- _Requirement_: Please go through the records below and return every line holding the word "JSON".

** Opening Records to use block **

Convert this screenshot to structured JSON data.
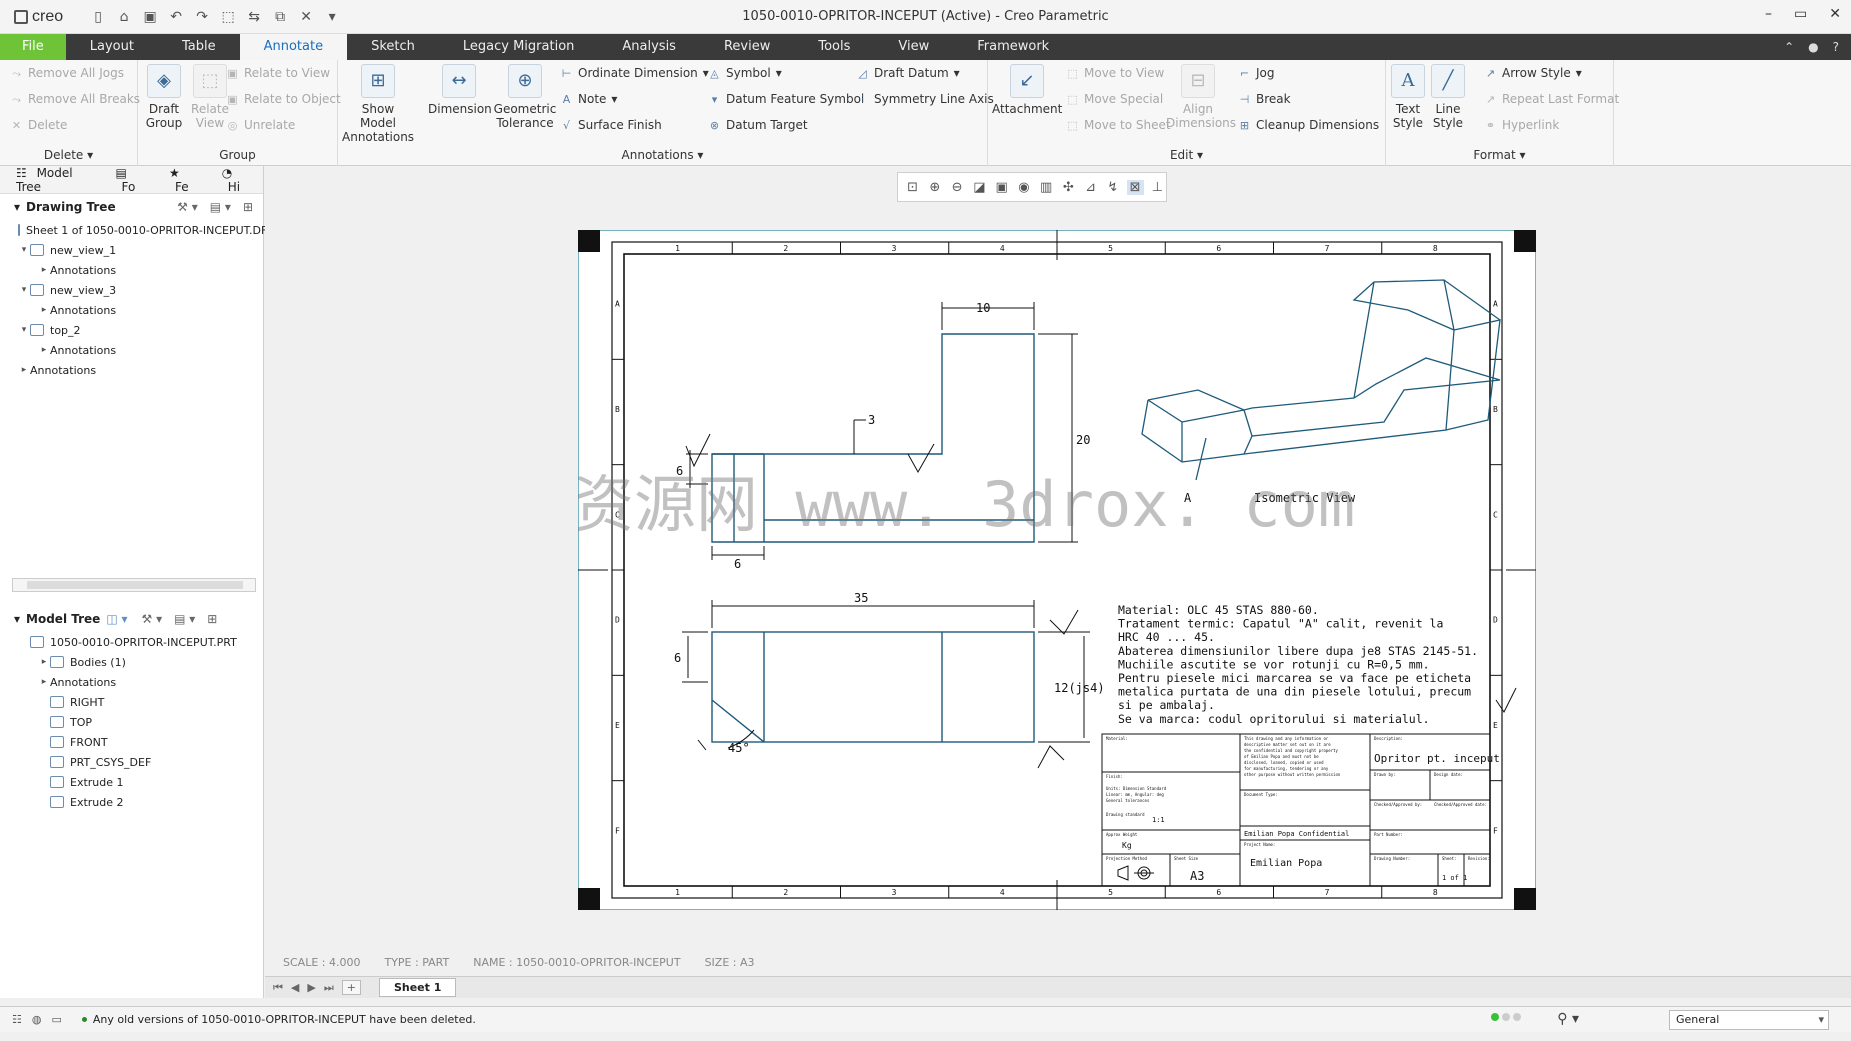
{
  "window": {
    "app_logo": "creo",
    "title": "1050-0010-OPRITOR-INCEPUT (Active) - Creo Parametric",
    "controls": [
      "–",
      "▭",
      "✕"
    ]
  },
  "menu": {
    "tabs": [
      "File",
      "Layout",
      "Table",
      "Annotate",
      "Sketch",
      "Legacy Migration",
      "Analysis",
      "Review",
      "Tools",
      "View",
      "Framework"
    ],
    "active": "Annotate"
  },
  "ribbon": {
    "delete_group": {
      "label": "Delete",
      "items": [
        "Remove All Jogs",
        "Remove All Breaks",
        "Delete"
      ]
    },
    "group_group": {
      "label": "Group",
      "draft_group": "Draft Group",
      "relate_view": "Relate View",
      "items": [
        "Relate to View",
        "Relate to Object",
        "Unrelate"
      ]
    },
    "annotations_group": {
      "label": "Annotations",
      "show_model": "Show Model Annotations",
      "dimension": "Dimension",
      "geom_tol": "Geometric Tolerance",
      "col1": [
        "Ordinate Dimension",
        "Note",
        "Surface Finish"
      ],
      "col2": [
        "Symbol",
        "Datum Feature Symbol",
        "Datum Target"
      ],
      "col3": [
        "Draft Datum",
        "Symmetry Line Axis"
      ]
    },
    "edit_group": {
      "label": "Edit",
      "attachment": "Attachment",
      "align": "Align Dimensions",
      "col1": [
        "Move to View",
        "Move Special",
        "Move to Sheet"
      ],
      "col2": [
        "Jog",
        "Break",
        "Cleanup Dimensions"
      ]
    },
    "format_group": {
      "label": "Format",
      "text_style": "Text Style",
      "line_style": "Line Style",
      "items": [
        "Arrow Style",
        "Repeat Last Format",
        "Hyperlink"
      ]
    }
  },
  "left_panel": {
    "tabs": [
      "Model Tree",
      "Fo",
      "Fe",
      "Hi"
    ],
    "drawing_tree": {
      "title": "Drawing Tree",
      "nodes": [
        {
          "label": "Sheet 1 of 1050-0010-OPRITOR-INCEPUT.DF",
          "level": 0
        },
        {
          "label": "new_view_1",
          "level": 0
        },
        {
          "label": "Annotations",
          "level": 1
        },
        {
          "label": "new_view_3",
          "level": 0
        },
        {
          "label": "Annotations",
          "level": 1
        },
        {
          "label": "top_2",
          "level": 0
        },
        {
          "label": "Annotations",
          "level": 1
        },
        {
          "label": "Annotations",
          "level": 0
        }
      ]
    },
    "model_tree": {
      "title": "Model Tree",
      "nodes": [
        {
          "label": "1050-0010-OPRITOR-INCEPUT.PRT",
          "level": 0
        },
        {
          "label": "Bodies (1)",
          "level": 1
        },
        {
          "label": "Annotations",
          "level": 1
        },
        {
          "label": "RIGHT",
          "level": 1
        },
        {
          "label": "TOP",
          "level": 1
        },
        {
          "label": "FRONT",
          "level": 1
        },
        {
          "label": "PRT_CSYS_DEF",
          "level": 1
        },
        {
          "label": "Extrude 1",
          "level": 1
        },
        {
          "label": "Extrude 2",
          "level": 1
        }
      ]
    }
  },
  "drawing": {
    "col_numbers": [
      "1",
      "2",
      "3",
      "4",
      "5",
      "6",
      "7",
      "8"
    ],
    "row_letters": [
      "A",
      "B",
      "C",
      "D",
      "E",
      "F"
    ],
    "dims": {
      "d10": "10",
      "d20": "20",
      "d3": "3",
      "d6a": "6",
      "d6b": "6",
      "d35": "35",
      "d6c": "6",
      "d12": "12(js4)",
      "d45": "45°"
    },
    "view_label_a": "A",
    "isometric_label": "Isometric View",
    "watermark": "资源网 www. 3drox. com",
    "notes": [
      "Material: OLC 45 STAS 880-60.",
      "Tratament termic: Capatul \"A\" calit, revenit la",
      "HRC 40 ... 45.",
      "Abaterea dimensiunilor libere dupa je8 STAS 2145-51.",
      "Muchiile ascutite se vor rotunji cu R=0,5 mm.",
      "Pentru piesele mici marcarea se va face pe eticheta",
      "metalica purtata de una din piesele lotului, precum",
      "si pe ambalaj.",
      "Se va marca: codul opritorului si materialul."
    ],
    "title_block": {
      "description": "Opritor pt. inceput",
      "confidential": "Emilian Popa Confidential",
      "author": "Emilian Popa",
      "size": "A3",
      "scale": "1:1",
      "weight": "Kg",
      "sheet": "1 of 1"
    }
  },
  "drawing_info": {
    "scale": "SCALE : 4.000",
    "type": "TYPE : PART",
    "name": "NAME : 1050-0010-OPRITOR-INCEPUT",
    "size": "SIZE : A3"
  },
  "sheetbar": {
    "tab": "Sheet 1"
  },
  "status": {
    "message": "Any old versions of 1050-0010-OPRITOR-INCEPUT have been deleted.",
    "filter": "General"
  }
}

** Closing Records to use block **
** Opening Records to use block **

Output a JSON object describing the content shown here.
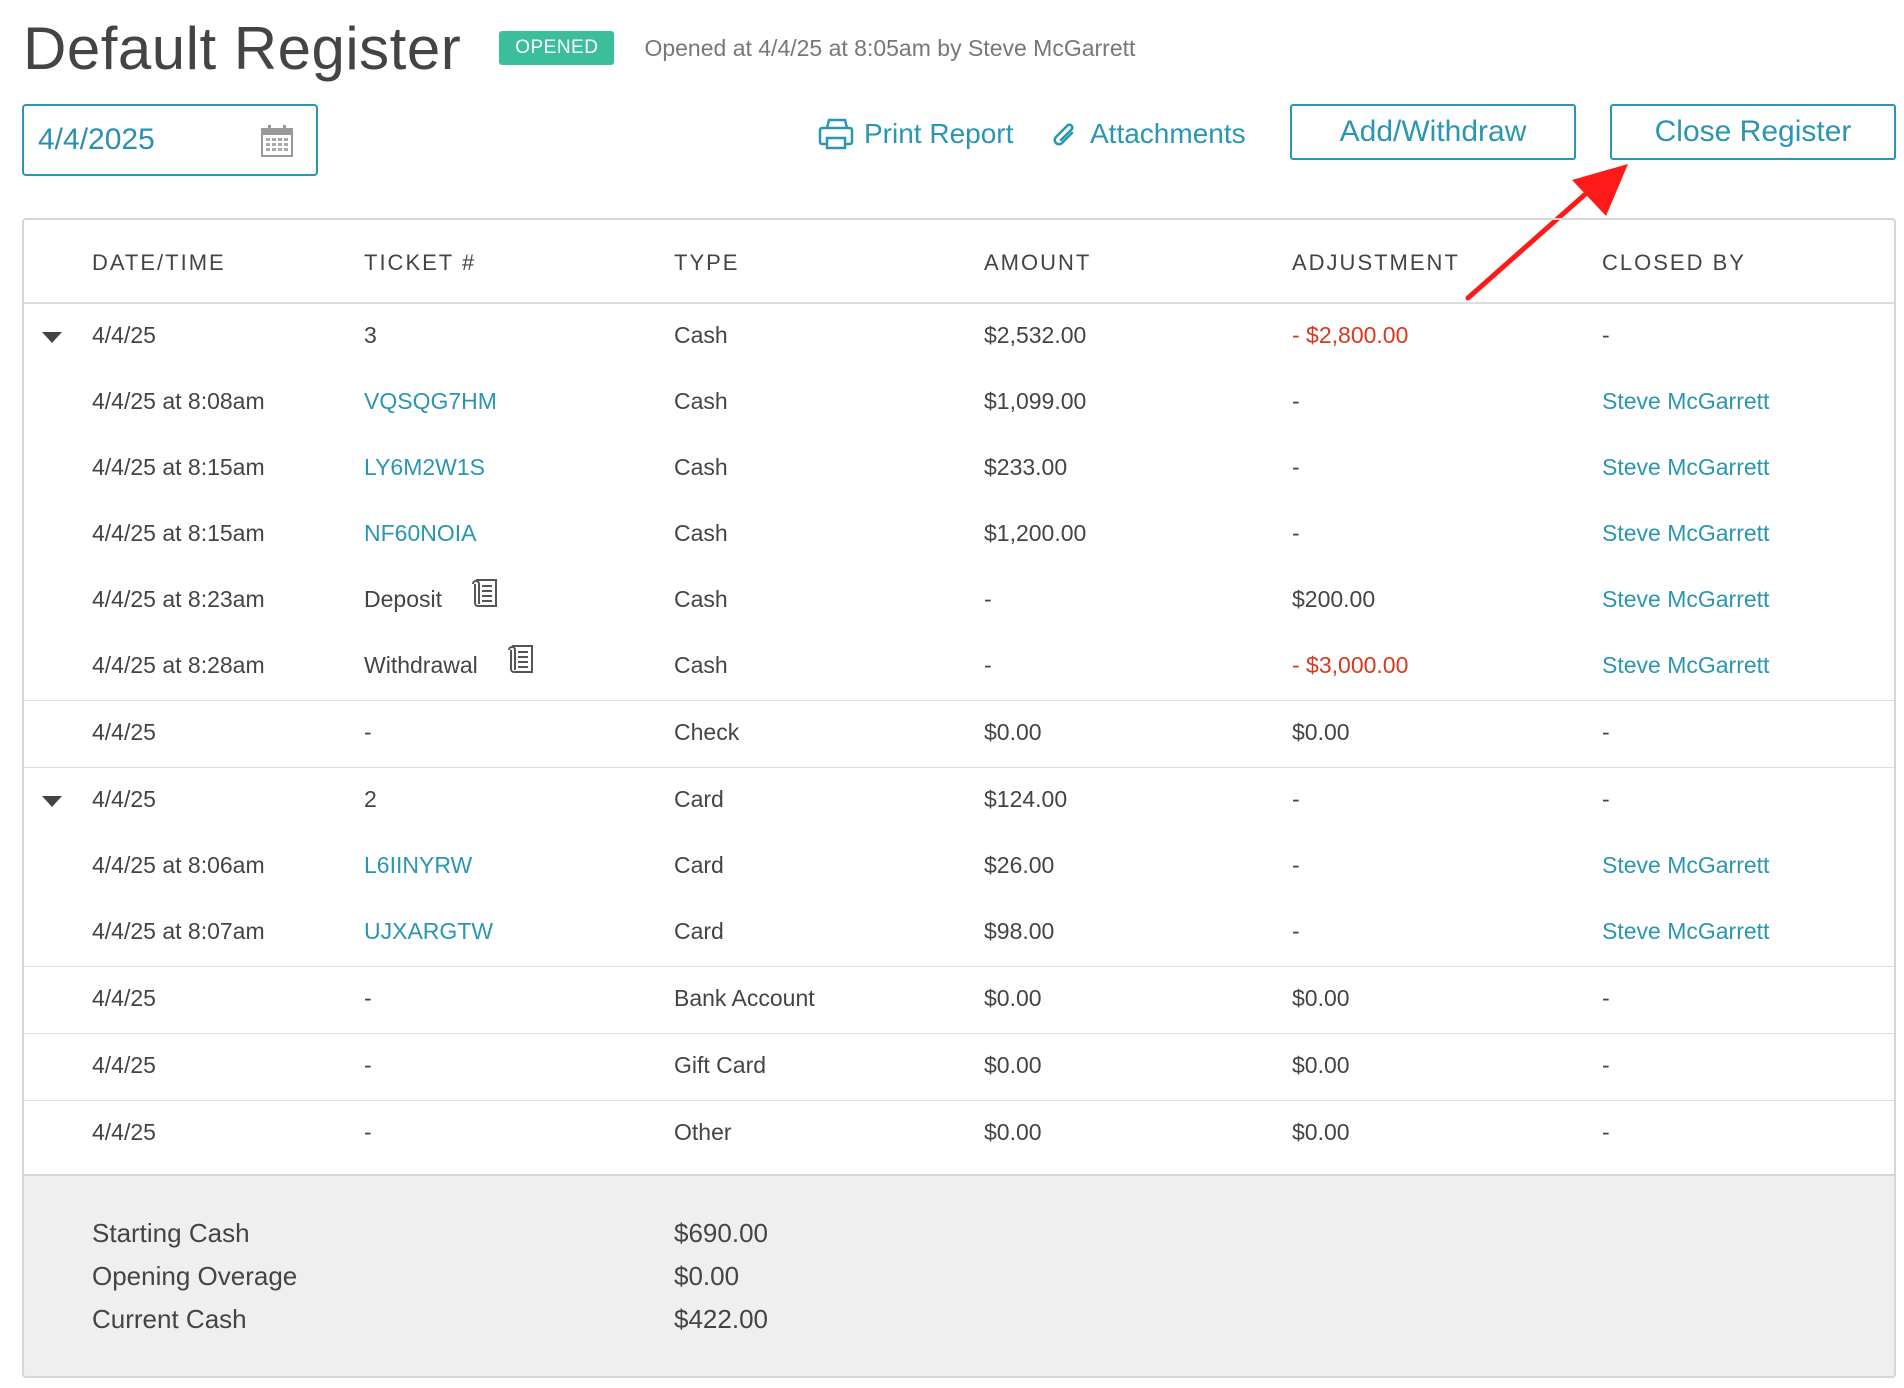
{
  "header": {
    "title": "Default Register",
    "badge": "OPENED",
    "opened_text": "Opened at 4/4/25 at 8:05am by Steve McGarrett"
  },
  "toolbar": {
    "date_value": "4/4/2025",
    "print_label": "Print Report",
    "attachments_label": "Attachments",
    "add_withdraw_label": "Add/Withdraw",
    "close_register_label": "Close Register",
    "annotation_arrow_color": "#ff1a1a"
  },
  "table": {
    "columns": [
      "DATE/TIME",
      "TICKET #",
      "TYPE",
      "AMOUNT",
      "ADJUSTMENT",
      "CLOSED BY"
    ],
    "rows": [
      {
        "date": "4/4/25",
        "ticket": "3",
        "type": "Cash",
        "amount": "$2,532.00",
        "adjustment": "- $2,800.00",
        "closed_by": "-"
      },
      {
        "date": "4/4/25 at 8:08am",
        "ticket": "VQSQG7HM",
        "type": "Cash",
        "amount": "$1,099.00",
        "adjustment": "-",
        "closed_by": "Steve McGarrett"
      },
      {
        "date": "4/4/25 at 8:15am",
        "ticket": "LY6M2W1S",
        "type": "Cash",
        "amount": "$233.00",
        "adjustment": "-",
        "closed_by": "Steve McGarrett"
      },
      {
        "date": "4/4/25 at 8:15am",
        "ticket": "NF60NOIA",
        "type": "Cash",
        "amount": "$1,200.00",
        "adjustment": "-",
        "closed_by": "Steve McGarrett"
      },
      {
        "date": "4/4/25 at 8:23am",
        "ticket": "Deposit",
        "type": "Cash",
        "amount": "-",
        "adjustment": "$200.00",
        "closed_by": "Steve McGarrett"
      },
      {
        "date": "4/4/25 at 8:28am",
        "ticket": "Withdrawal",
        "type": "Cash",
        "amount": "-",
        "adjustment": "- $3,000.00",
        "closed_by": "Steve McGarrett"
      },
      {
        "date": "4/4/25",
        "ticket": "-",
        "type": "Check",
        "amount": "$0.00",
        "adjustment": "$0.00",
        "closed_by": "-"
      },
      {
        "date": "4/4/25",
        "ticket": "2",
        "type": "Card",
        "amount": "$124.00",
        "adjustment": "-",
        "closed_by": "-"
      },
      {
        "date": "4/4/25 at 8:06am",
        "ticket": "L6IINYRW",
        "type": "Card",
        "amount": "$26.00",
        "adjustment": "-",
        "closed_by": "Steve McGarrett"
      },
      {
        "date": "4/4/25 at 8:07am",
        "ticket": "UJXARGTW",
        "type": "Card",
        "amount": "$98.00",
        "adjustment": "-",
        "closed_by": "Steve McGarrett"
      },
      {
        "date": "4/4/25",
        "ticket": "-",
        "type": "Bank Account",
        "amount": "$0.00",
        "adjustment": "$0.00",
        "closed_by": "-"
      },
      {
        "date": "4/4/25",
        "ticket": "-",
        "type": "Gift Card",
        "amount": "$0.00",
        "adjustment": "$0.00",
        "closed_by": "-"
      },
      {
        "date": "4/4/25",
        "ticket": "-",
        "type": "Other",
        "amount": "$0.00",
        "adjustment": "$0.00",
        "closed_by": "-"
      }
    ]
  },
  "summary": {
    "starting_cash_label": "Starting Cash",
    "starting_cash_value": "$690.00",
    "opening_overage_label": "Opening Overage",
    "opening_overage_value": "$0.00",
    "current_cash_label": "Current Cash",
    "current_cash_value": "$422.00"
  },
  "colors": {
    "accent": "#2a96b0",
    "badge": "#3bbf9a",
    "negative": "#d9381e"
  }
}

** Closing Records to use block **

- _Reply to the task_:
Convert this screenshot to structured JSON data.
Output a JSON object describing the content shown here.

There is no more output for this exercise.